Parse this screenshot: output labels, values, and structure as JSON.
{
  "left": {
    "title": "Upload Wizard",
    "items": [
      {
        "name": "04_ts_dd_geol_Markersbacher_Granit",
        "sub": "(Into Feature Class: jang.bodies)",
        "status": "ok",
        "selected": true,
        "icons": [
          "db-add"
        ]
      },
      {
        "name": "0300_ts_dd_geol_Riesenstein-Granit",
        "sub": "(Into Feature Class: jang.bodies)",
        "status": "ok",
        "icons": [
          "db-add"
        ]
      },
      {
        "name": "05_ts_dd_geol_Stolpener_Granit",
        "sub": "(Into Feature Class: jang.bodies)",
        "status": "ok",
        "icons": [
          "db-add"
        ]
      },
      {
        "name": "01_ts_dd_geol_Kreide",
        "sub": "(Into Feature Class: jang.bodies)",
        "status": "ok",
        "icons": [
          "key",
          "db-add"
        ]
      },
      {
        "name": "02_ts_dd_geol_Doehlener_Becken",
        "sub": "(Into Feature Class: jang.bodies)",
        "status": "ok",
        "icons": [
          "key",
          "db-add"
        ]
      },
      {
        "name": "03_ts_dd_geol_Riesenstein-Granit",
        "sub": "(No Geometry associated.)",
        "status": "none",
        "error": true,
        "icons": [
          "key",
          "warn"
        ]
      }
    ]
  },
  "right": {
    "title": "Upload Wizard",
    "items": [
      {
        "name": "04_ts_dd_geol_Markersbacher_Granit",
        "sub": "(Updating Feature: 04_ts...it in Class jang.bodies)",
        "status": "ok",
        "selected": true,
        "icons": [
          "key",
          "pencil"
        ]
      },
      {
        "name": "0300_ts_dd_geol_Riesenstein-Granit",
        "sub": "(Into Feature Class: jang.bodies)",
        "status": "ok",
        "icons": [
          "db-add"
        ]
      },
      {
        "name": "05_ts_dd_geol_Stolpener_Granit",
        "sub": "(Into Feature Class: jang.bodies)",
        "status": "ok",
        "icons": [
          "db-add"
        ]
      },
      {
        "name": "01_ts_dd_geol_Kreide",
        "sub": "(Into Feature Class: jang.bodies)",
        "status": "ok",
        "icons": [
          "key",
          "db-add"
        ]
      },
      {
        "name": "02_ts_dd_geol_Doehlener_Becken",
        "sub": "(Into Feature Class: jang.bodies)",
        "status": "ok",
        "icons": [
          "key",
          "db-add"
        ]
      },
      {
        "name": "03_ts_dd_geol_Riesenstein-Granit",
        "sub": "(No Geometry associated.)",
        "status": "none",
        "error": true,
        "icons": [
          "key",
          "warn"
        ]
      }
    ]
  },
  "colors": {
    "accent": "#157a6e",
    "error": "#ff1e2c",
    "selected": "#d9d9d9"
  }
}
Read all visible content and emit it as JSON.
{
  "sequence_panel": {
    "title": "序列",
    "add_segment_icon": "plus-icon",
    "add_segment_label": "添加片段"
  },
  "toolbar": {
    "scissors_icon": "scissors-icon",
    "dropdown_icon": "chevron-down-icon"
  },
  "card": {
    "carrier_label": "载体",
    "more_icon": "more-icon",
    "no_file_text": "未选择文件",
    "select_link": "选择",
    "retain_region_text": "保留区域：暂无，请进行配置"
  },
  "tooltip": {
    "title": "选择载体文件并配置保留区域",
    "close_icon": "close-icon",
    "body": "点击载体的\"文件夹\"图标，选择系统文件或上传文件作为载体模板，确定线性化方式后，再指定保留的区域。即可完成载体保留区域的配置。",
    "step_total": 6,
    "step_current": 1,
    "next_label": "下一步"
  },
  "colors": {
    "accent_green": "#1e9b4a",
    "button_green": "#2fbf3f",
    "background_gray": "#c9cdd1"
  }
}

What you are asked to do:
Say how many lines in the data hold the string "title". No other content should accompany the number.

Answer below:
4